Tuesday, September 11, 2012


I was introduced to Dan Meyer's 101 questions (click here) last spring and have begun to use them in my classes.  I use them as an introduction to an outcome, or even just an activity during a class.  It is amazing how teenagers (grades 9 - 12) filter their questions in front of their peers.  They don't want to appear "stupid" or "silly".  I have been trying to teach them that we ALL have thoughts and questions when we see something and they are not stupid or silly.  I will ask random students to tell me the first question that came to their mind when they saw the picture.  It can be like pulling teeth!  I'll get "I don't know".  I tell them that they must have a question when they look at the picture and they'll finally say something.  Usually I'll get a couple questions and then the next person will say they had the same question as someone else.  Doubtful...  I do find the grade 9 students are more open than the grade 12 students.  I ask my students if they have younger siblings or relatives and if those youngsters drive them crazy with their "why" or "what is that" questions!  I tell them that I have a 4 and 7 year old and they are ALWAYS asking me "why is that...", "why can't I...", "what is that..." etc.  I get to the point where I tell them that is enough questions!   However, I feel bad about this as I feel we, as adults, stop kids from having thoughts and an imagination.  I tell my high school students that I want them to stop filtering their questions and just ASK the question that is in their head.  By the end of the year last year the students were getting pretty good at this.

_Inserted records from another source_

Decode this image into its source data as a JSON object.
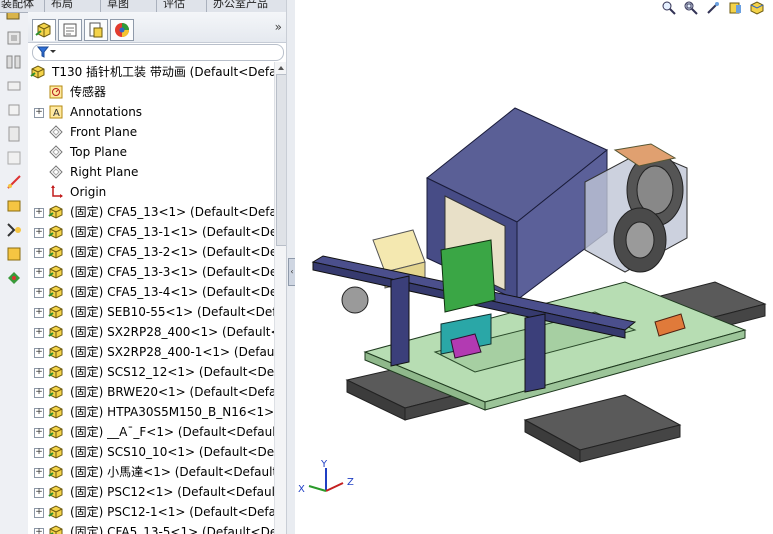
{
  "top_tabs": [
    "装配体",
    "布局",
    "草图",
    "评估",
    "办公室产品"
  ],
  "panel": {
    "expand_label": "»"
  },
  "tree": {
    "root": "T130 插针机工装 带动画  (Default<Defa",
    "items": [
      "传感器",
      "Annotations",
      "Front Plane",
      "Top Plane",
      "Right Plane",
      "Origin",
      "(固定) CFA5_13<1> (Default<Defau",
      "(固定) CFA5_13-1<1> (Default<Def",
      "(固定) CFA5_13-2<1> (Default<Def",
      "(固定) CFA5_13-3<1> (Default<Def",
      "(固定) CFA5_13-4<1> (Default<Def",
      "(固定) SEB10-55<1> (Default<Defa",
      "(固定) SX2RP28_400<1> (Default<D",
      "(固定) SX2RP28_400-1<1> (Default",
      "(固定) SCS12_12<1> (Default<Defa",
      "(固定) BRWE20<1> (Default<Defau",
      "(固定) HTPA30S5M150_B_N16<1> (",
      "(固定) __A¯_F<1> (Default<Default",
      "(固定) SCS10_10<1> (Default<Defa",
      "(固定) 小馬達<1> (Default<Default_",
      "(固定) PSC12<1> (Default<Default_",
      "(固定) PSC12-1<1> (Default<Defau",
      "(固定) CFA5_13-5<1> (Default<Def"
    ]
  },
  "triad": {
    "x": "X",
    "y": "Y",
    "z": "Z"
  },
  "colors": {
    "plate": "#b7ddb3",
    "base": "#4d4d4d",
    "housing": "#5a5f96",
    "rail": "#4b4f8c",
    "bracket": "#3b3f7a",
    "belt": "#3c3c3c",
    "accent_yellow": "#f4e8b0",
    "accent_orange": "#e0a070"
  }
}
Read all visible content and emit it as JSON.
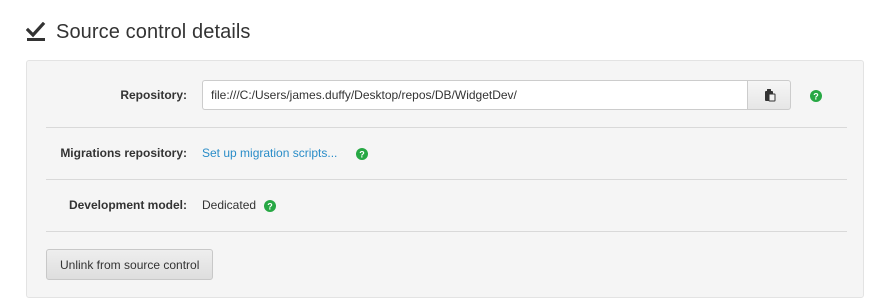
{
  "header": {
    "title": "Source control details",
    "icon": "checkmark-underline-icon"
  },
  "repository": {
    "label": "Repository:",
    "value": "file:///C:/Users/james.duffy/Desktop/repos/DB/WidgetDev/",
    "browse_icon": "browse-folder-icon"
  },
  "migrations": {
    "label": "Migrations repository:",
    "link_text": "Set up migration scripts..."
  },
  "development_model": {
    "label": "Development model:",
    "value": "Dedicated"
  },
  "actions": {
    "unlink_label": "Unlink from source control"
  },
  "colors": {
    "help_icon": "#27a844",
    "link": "#2a8dc8",
    "panel_bg": "#f5f5f5"
  }
}
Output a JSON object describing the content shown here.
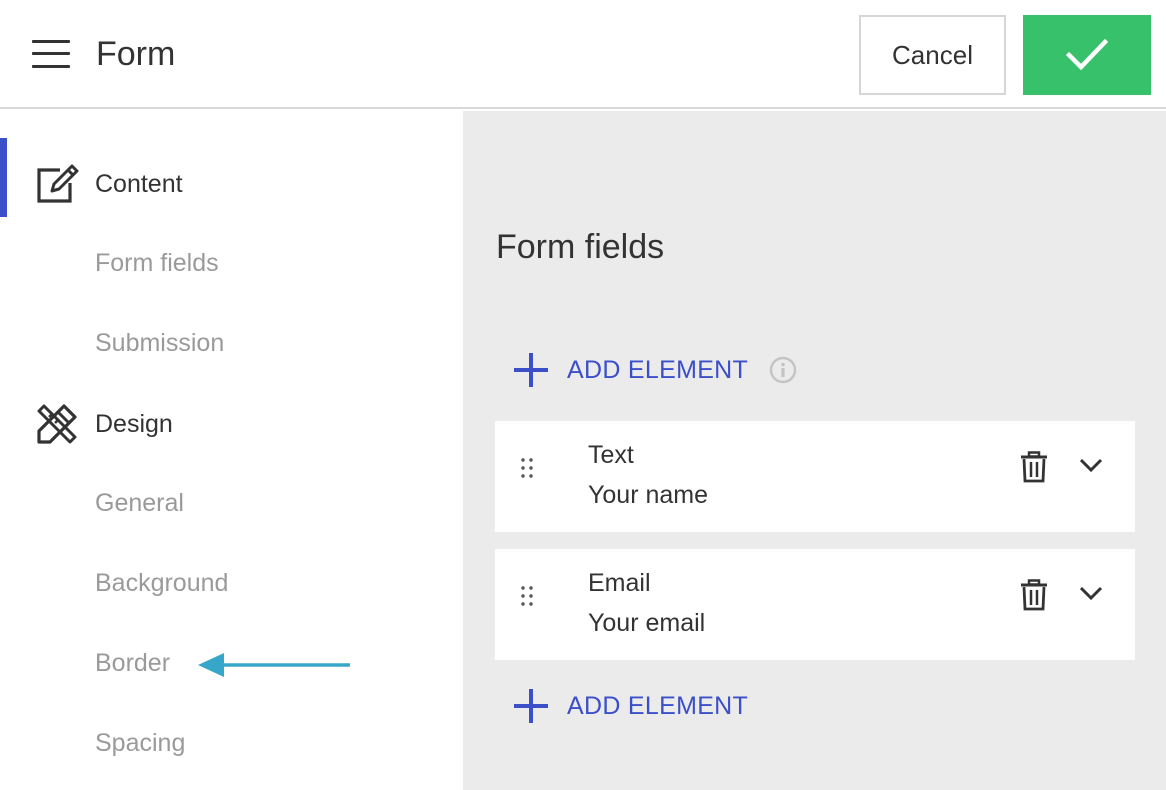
{
  "header": {
    "title": "Form",
    "cancel_label": "Cancel",
    "menu_icon": "hamburger-icon",
    "confirm_icon": "checkmark-icon"
  },
  "sidebar": {
    "sections": [
      {
        "label": "Content",
        "icon": "edit-icon",
        "items": [
          "Form fields",
          "Submission"
        ]
      },
      {
        "label": "Design",
        "icon": "design-pencil-ruler-icon",
        "items": [
          "General",
          "Background",
          "Border",
          "Spacing"
        ]
      }
    ]
  },
  "main": {
    "title": "Form fields",
    "add_element_label": "ADD ELEMENT",
    "fields": [
      {
        "type": "Text",
        "label": "Your name"
      },
      {
        "type": "Email",
        "label": "Your email"
      }
    ]
  },
  "colors": {
    "accent": "#3b4fc8",
    "confirm": "#37c16b",
    "arrow": "#36a6c9",
    "panel_bg": "#ebebeb"
  }
}
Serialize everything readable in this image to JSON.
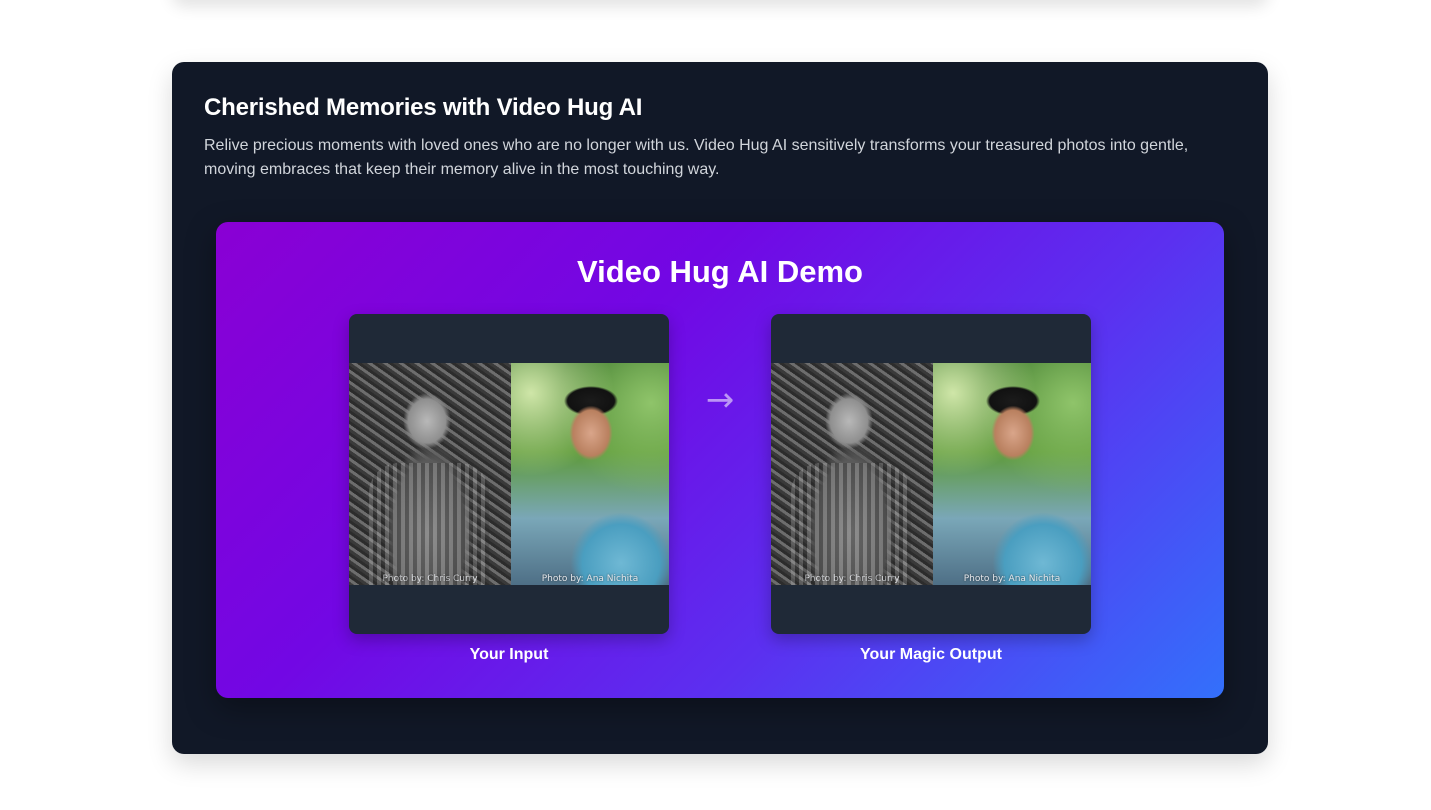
{
  "section": {
    "title": "Cherished Memories with Video Hug AI",
    "description": "Relive precious moments with loved ones who are no longer with us. Video Hug AI sensitively transforms your treasured photos into gentle, moving embraces that keep their memory alive in the most touching way."
  },
  "demo": {
    "title": "Video Hug AI Demo",
    "arrow": "→",
    "input": {
      "caption": "Your Input",
      "credit_left": "Photo by: Chris Curry",
      "credit_right": "Photo by: Ana Nichita"
    },
    "output": {
      "caption": "Your Magic Output",
      "credit_left": "Photo by: Chris Curry",
      "credit_right": "Photo by: Ana Nichita"
    }
  },
  "colors": {
    "section_bg": "#111827",
    "panel_bg": "#1f2937",
    "gradient_start": "#8a00d4",
    "gradient_end": "#3370fb"
  }
}
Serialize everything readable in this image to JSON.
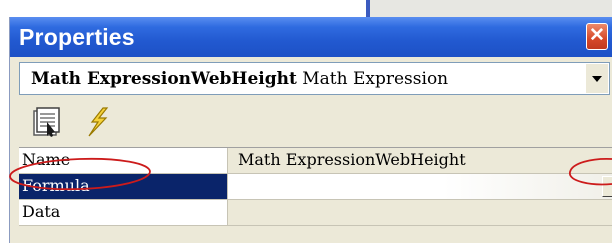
{
  "window": {
    "title": "Properties",
    "close_glyph": "✕"
  },
  "object_selector": {
    "name": "Math ExpressionWebHeight",
    "type": "Math Expression"
  },
  "toolbar": {
    "buttons": [
      {
        "name": "properties-icon"
      },
      {
        "name": "events-icon"
      }
    ]
  },
  "grid": {
    "rows": [
      {
        "name": "Name",
        "value": "Math ExpressionWebHeight",
        "selected": false
      },
      {
        "name": "Formula",
        "value": "",
        "selected": true
      },
      {
        "name": "Data",
        "value": "",
        "selected": false
      }
    ]
  },
  "colors": {
    "title_bar": "#2259d0",
    "selection": "#0a246a",
    "panel": "#ece9d8",
    "annotation": "#cc1b1b"
  }
}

And now I've started over.  I have new classes and new students and I feel like I'm pulling teeth again with them!  The first go at this a week ago was not overly successful.  I think I had three questions from the class for a picture.  Tomorrow I will be doing two new pictures.  I decided tonight to ask my 4 and 7 year old what questions they have when they saw the pictures.  They were super excited to help me out when I told them I was going to show them grade 12 math (even though it's not directly grade 12 content)! 

Here is the first picture I showed them (we are starting set theory tomorrow with venn diagrams as a big part of the learning).   The link can be found here
Right away my 7 year old says "we're doing these in math (she's in grade 2) and this is sorting".  I couldn't believe it!  My grade 12's better have a clue!!!! Haha!  She then went on to say she knows why the middle guy is there "because he has a keyboard which is the yellow and he holds his instrument which is the blue"  Unbelievable!  Anyways I asked my kids to ask me questions about this diagram.  Here is what they came up with (even my 4 year old had questions!):
Why is there only one animal in the yellow?
Why different groups?
Why are there different animals?
Why are there three animals?
Why is there one animal in each color?
What is this sorting?

My kids had so much fun with this.  We did two more pictures and they wanted to keep going!  I told them we would do some more another day. Once again I got tired of their questions :(  Why do we do this as parents and teachers?????

Tomorrow I am going to see what my grade 12's come up with and then I'm going to share the questions my kids had with them.  I will remind them that they too, were once full of questions and that those questions are still in them.  I want them to become comfortable asking the questions.  We'll see if they can come up with more questions than my kids did!


  1. I think this is a fantastic way of handling the hard task of getting the students to ask questions. I am guilty of wanting my 8 and 3 year old to try to commit to silence at some moments. They are full of energy and questions which become overwhelming at times. However when I get to school, I want my students to almost be a burst of questions and inquiries. I feel like one learns the best through questions, so what better way to get the students involved tan questions, ponders, and observations. I try to retain my aggravation with my kids, because they too deserve to gain knowledge, so I will not hinder their educational journey by "shushing" them. I expect my kids as well as my students to ask questions to fill their spirits.

  2. I try to be patient with my own kids, but it can be tough when they fire "why" at you for an hour!!!! It was a good reflection for me on how I'm one way at home (and I'm sure many are) and another at school and why it is a struggle at school - those kids have been told to be quiet and now we are telling them to ask... confusing!!!! Thanks for your comment.